Cloud computing is a highly customizable, pay-per-use, service-oriented methodology that offers many attractive features. It enables arbitrary users to employ potentially vast numbers of multicore cluster resources that are not necessarily owned, managed, or controlled by the users themselves. By reducing the barrier to entry on the use of such distributed systems, cloud technologies encourage innovation and implementation of applications and systems by a broad and diverse developer base – a base that might not otherwise have access to such resource scale. To date, however, cloud computing has been used primarily to implement commercial information technologies and to support web services. Users interested in other domains (e.g. scientific simulation and large scale data analysis) are left to devise their own toolsets. For clouds, such tooling requires that significant expertise, experience, time, and labor be devoted to the customization, configuration, deployment, and management of virtual machines (VMs).

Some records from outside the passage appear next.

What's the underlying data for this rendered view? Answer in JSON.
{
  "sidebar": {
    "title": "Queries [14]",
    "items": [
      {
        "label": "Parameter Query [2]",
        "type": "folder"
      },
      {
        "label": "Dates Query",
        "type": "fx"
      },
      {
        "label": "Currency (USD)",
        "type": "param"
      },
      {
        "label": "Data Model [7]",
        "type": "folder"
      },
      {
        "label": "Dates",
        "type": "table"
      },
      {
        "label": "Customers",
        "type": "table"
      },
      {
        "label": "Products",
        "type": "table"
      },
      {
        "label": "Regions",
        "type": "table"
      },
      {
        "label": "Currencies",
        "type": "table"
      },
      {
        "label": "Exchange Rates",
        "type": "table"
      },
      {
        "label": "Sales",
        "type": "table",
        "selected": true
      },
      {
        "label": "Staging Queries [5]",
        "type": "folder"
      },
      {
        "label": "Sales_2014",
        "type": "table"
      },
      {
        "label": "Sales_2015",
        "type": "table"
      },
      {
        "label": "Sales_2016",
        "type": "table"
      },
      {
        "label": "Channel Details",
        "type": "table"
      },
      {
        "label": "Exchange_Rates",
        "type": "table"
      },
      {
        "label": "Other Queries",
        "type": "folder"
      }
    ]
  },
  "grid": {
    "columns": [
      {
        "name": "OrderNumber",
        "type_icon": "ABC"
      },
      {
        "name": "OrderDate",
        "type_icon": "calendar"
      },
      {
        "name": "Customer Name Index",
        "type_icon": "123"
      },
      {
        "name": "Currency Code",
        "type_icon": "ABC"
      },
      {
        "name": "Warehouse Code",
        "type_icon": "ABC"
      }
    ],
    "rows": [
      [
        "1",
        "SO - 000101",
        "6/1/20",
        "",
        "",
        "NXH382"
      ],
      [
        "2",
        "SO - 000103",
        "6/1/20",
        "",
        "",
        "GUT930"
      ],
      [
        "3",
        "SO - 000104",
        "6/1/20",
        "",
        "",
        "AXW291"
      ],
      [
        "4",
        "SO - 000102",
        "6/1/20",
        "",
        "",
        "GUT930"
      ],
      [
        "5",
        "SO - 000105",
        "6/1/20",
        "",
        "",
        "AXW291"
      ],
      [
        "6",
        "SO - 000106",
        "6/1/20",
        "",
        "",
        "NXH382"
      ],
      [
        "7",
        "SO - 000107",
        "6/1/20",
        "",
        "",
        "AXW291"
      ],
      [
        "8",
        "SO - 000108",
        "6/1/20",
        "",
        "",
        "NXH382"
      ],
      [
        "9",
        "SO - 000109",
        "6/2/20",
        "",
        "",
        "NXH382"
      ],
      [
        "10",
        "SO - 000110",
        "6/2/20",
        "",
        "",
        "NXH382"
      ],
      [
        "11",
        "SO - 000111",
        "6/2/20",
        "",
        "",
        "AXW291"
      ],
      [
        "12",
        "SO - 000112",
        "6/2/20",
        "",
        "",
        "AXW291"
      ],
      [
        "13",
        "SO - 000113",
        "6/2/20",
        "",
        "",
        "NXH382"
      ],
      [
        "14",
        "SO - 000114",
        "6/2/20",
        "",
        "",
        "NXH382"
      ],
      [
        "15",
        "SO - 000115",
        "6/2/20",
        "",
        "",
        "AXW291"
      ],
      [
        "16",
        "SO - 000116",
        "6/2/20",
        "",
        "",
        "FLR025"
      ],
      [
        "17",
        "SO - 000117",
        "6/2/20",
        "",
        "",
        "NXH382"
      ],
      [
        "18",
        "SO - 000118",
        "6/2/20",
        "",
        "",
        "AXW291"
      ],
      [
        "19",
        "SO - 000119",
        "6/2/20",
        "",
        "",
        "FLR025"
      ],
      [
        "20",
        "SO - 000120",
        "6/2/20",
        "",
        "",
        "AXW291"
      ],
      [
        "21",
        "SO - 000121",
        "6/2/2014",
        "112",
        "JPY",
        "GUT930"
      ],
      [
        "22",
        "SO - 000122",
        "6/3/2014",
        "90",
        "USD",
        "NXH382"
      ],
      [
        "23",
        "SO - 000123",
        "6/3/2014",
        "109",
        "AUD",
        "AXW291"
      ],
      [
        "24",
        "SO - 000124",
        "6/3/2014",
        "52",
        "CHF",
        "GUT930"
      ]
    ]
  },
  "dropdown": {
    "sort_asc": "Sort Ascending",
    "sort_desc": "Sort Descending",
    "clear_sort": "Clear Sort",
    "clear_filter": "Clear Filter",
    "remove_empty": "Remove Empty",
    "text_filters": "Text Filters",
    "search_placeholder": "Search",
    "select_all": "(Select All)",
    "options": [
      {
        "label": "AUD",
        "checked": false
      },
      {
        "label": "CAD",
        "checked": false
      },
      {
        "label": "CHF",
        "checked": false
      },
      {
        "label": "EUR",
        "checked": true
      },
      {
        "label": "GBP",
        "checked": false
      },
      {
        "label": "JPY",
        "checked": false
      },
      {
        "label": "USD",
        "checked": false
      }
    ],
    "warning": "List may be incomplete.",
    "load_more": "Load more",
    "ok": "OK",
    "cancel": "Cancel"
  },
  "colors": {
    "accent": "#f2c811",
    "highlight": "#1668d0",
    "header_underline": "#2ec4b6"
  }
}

To address this challenge, we have developed CloudRunner, a framework that extracts arbitrary programs from a source code repository (e.g. GitHub), wraps them in a web service and tasking system, and deploys them over disparate cloud infrastructures and local clusters, automating their portability. CloudRunner automatically creates and configures virtual machines so that they can execute the applications, provides a web UI with which users parameterize their applications, deploys instances of the program as cloud-based background tasks, and collects the results for easy access via a browser. CloudRunner is an ideal framework for deploying scientific simulation applications portably and as such, we use it to implement StochSS – Stochastic Simulation as-a-service (now available at http://www.stochss.org). We use StochSS to evaluate CloudRunner overheads and find that they are small, consistent, and amortized for even short running applications.